Little of that matters, because many defendants do not show up to defend themselves. Some never read nondescript legal notices informing them of the lawsuits. Others who do are too intimidated or ill-equipped to go to court.

Once it begins, the litigation machine is virtually impossible to stop. When defendants are absent, judges have little choice but to find in favor of the debt collectors, according to interviews. Industry consultants estimated that collectors win 95 percent of the lawsuits.

Their practices have attracted state and federal scrutiny. In September, the Consumer Financial Protection Bureau fined Encore and a second debt collector, the PRA Group, for trying “to collect on debts they should have known were inaccurate.”

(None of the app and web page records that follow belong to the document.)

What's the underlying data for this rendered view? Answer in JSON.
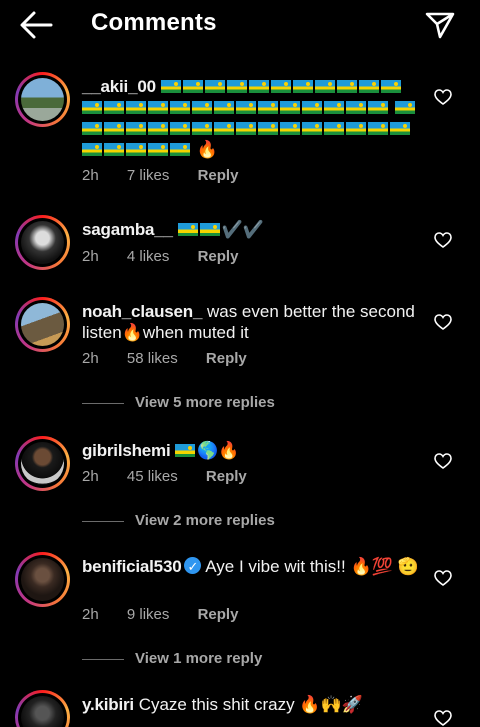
{
  "header": {
    "title": "Comments",
    "back_icon": "back-arrow-icon",
    "send_icon": "paper-plane-icon"
  },
  "comments": [
    {
      "username": "__akii_00",
      "text": "🔥",
      "flag_count": 37,
      "time": "2h",
      "likes": "7 likes",
      "reply": "Reply"
    },
    {
      "username": "sagamba__",
      "text": "✔️✔️",
      "flag_count": 2,
      "time": "2h",
      "likes": "4 likes",
      "reply": "Reply"
    },
    {
      "username": "noah_clausen_",
      "text": "was even better the second listen🔥when muted it",
      "time": "2h",
      "likes": "58 likes",
      "reply": "Reply",
      "view_more": "View 5 more replies"
    },
    {
      "username": "gibrilshemi",
      "text": "🌎🔥",
      "flag_count": 1,
      "time": "2h",
      "likes": "45 likes",
      "reply": "Reply",
      "view_more": "View 2 more replies"
    },
    {
      "username": "benificial530",
      "verified": true,
      "text": "Aye I vibe wit this!! 🔥💯 🫡",
      "time": "2h",
      "likes": "9 likes",
      "reply": "Reply",
      "view_more": "View 1 more reply"
    },
    {
      "username": "y.kibiri",
      "text": "Cyaze this shit crazy 🔥🙌🚀"
    }
  ]
}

Mr. Call, Encore’s general counsel, said that litigation was “always a last resort” and was used only to collect on less than 5 percent of the debts the company owned. He added that, like the C.F.P.B., Encore wanted “to ensure that consumers are treated fairly.” A spokeswoman for the PRA Group declined to comment.

But even when borrowers bring class-action lawsuits over practices that regulators have determined to be illegal, the cases are being thrown out because of arbitration clauses, court records show. In Maryland, Midland Funding reached a $1.2 million settlement with the state’s financial regulator, which found that the company had “engaged in unlicensed collection,” the very issue that Mr. Cain could not bring to court. In Kansas, borrowers did not fare any better when they sued Midland Funding, accusing the company of not being properly licensed. Mr. Call said Midland was “appropriately licensed.” A judge granted the company’s motion to compel arbitration.

Once their class actions were dismissed, few plaintiffs pursued arbitration, data analyzed by The Times shows. Encore and its subsidiaries faced 38 arbitration cases from 2010 to 2015 and the PRA Group faced 15, the data shows.

Fred W. Schwinn, a consumer lawyer in San Jose, Calif., thought he had a winner when he brought a class action on behalf of a woman who said she had been improperly sued to collect an old credit card debt. Predictably, Mr. Schwinn said, the debt collector, a unit of SquareTwo Financial, asked the judge to order the case into arbitration.

But Mr. Schwinn discovered an agreement that the SquareTwo unit had entered with the credit card company from which it bought his client’s debt. The agreement stated that the debt collector “shall not use arbitration for collection of debt.”

A judge in the case still ruled in the debt collector’s favor, saying the agreement did not prevent the SquareTwo unit from using arbitration clauses when facing lawsuits from consumers, as opposed to when it was trying to collect those consumers’ debts.

Such decisions are leading lawyers to believe they may have found, in the words of one law firm, the “silver bullet” for killing off legal challenges. In an industry podcast, two lawyers discussed the benefits of using arbitration to quash consumers’ lawsuits. The tactic, they said, is emerging at an opportune time, given that debt collectors are being sued for violating federal law.

The beauty of the clauses, the lawyers said, is that often the lawsuit “simply goes away.”

A version of this article appears in print on December 23, 2015, on page A1 of the New York edition with the headline: Creditors Sue, Then Block Use of Courts to Fight Back. Order Reprints| Today’s Paper|Subscribe